Former Senator Phil Gramm, economic adviser to John McCain, has seemingly unleashed a "bitter" comment of his own. The damning Gramm economic quote alleged that the US was "a nation of whiners" in that the country is feeling a "mental recession." Though he quickly clarified that he had been referring to some of the nation's leaders, the bitter was already out of the box.
McCain immediately hopped on the repudiation express saying, "I strongly disagree [with Phil Gramm's remarks.] Phil Gramm does not speak for me. I speak for me." Adding that a person who just lost a job "isn't suffering from a mental recession."
Obama made hay with the comment saying, "America already has one Dr. Phil. We don't need another one when it comes to the economy. It's not just a figment of your imagination. Let's be clear. This economic downturn is not in your head." Adding, "it isn't whining to ask government to step in and give families some relief."
Ahem. It isn't? "Bitter" vs. "Whiners?" Who wins in that match up? Oh, there's a clear victor — to find out who, read more.
The match up here is: should the government be held accountable and "give families some relief" or are citizens themselves responsible to figure their way out of this "mental recession." A possible answer is found in the McCain archive of famous quotes considered damning, which are really nothing but true: “I’ll look at you in the eye again and I’ll tell you that there are some jobs that won’t come back.”
The world has changed. The economy has changed. Like it or not, major changes are needed — the world is now whine- and relief-proof. We are not entering into a tough, temporary patch whereby the government can be expected to "give relief." And that could be the very definition of whining: I don't like what's happening to me, and I want you to fix it. Labeling tough love, "Dr. Phil"-esque, as Obama did, doesn't deal with the reality, and though I'm no Phil-fan, by saying that, Obama may have unwittingly pointed out the possible truth in Gramm's statement. If you don't like your life or your situation, sitting around and saying you don't like it, isn't going to change a lick of anything come morning.

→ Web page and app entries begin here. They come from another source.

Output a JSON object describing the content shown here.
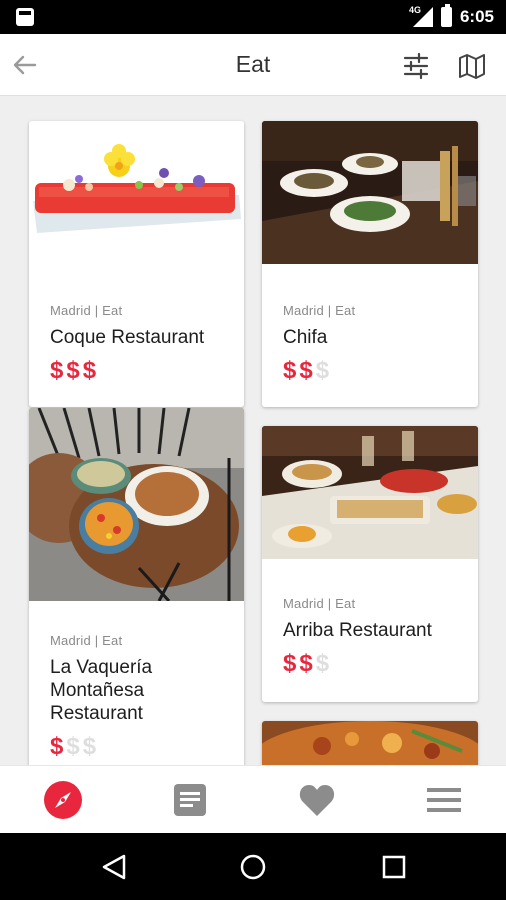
{
  "status_bar": {
    "time": "6:05",
    "network": "4G"
  },
  "app_bar": {
    "title": "Eat"
  },
  "cards": [
    {
      "meta": "Madrid | Eat",
      "name": "Coque Restaurant",
      "price_level": 3,
      "price_max": 3
    },
    {
      "meta": "Madrid | Eat",
      "name": "Chifa",
      "price_level": 2,
      "price_max": 3
    },
    {
      "meta": "Madrid | Eat",
      "name": "La Vaquería Montañesa Restaurant",
      "price_level": 1,
      "price_max": 3
    },
    {
      "meta": "Madrid | Eat",
      "name": "Arriba Restaurant",
      "price_level": 2,
      "price_max": 3
    }
  ],
  "price_symbol": "$",
  "colors": {
    "accent": "#e8273f",
    "inactive_price": "#dedede",
    "nav_icon": "#8c8c8c"
  },
  "bottom_nav": [
    "compass-icon",
    "articles-icon",
    "heart-icon",
    "menu-icon"
  ]
}
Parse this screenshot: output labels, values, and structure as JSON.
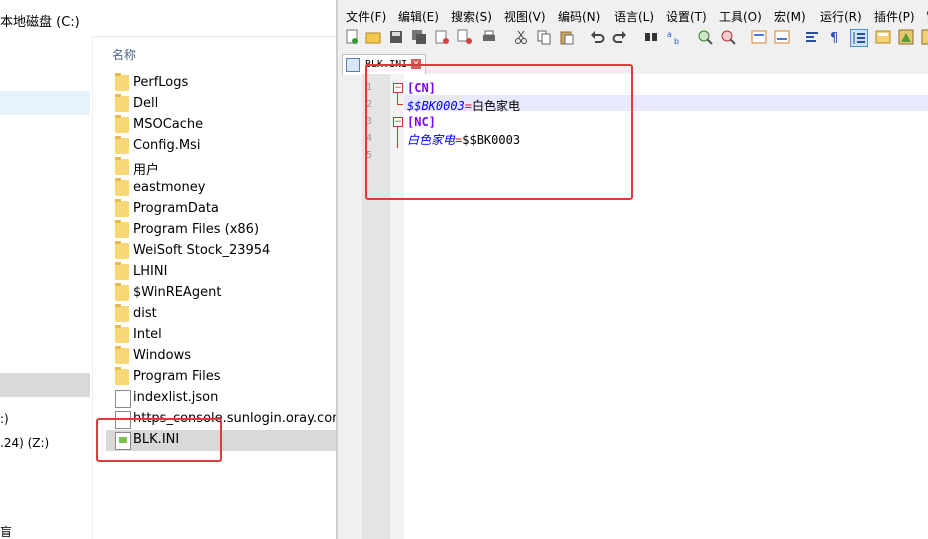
{
  "explorer": {
    "address": "本地磁盘 (C:)",
    "column_header": "名称",
    "nav_labels": [
      ":)",
      ".24) (Z:)",
      "盲"
    ],
    "files": [
      {
        "name": "PerfLogs",
        "icon": "folder-icon"
      },
      {
        "name": "Dell",
        "icon": "folder-icon"
      },
      {
        "name": "MSOCache",
        "icon": "folder-icon"
      },
      {
        "name": "Config.Msi",
        "icon": "folder-icon"
      },
      {
        "name": "用户",
        "icon": "folder-icon"
      },
      {
        "name": "eastmoney",
        "icon": "folder-icon"
      },
      {
        "name": "ProgramData",
        "icon": "folder-icon"
      },
      {
        "name": "Program Files (x86)",
        "icon": "folder-icon"
      },
      {
        "name": "WeiSoft Stock_23954",
        "icon": "folder-icon"
      },
      {
        "name": "LHINI",
        "icon": "folder-icon"
      },
      {
        "name": "$WinREAgent",
        "icon": "folder-icon"
      },
      {
        "name": "dist",
        "icon": "folder-icon"
      },
      {
        "name": "Intel",
        "icon": "folder-icon"
      },
      {
        "name": "Windows",
        "icon": "folder-icon"
      },
      {
        "name": "Program Files",
        "icon": "folder-icon"
      },
      {
        "name": "indexlist.json",
        "icon": "document-icon"
      },
      {
        "name": "https_console.sunlogin.oray.com.log",
        "icon": "document-icon"
      },
      {
        "name": "BLK.INI",
        "icon": "ini-file-icon"
      }
    ]
  },
  "notepad": {
    "menu": [
      "文件(F)",
      "编辑(E)",
      "搜索(S)",
      "视图(V)",
      "编码(N)",
      "语言(L)",
      "设置(T)",
      "工具(O)",
      "宏(M)",
      "运行(R)",
      "插件(P)",
      "窗"
    ],
    "tab_title": "BLK.INI",
    "line_numbers": [
      "1",
      "2",
      "3",
      "4",
      "5"
    ],
    "lines": [
      {
        "section": "[CN]"
      },
      {
        "key": "$$BK0003",
        "eq": "=",
        "value": "白色家电"
      },
      {
        "section": "[NC]"
      },
      {
        "key": "白色家电",
        "eq": "=",
        "value": "$$BK0003"
      },
      {}
    ],
    "colors": {
      "section": "#8000ff",
      "key": "#0000ff",
      "equals": "#ff0000",
      "highlight_box": "#e23a3a"
    }
  }
}
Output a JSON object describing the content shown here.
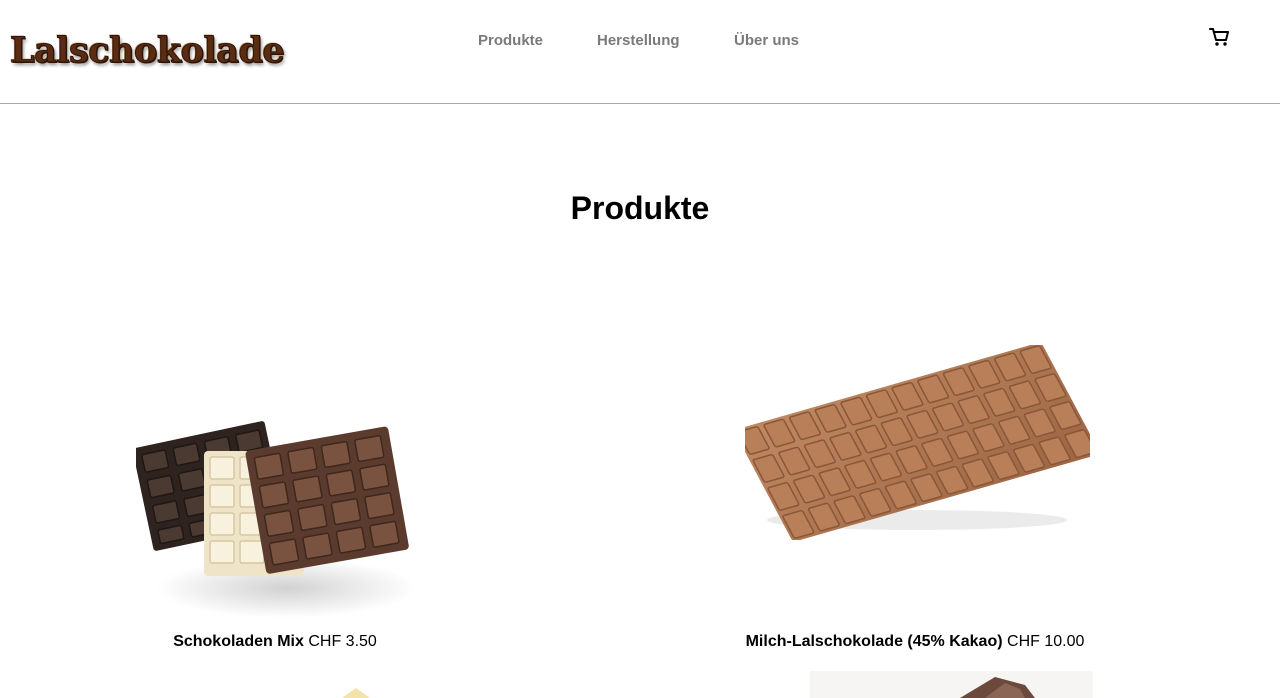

Then, there's the fact that the bitter comment, was uttered by Obama himself, not a surrogate like Gramm. When he said that small-town voters, "get bitter, they cling to guns or religion or antipathy to people who aren’t like them or anti-immigrant sentiment or antitrade sentiment as a way to explain their frustrations," it's a character indictment and a commentary on the complexity of their mental capacities — not an assessment of the realities of a situation and the work required to reverse it.
At the end of the day (or this post) calling citizens "whiners" or "bitter" doesn't change a thing (nor is it especially productive) but I'd rather be inspired to work harder and smarter so I don't have to whine than be told I'm not going to understand anyway, so here's a bible, a check, and good luck five years from now when we're in a worse boat sinking faster and now I'm desperate because I haven't been relying on myself for this "relief."
But that's just one interpretation. What do you think?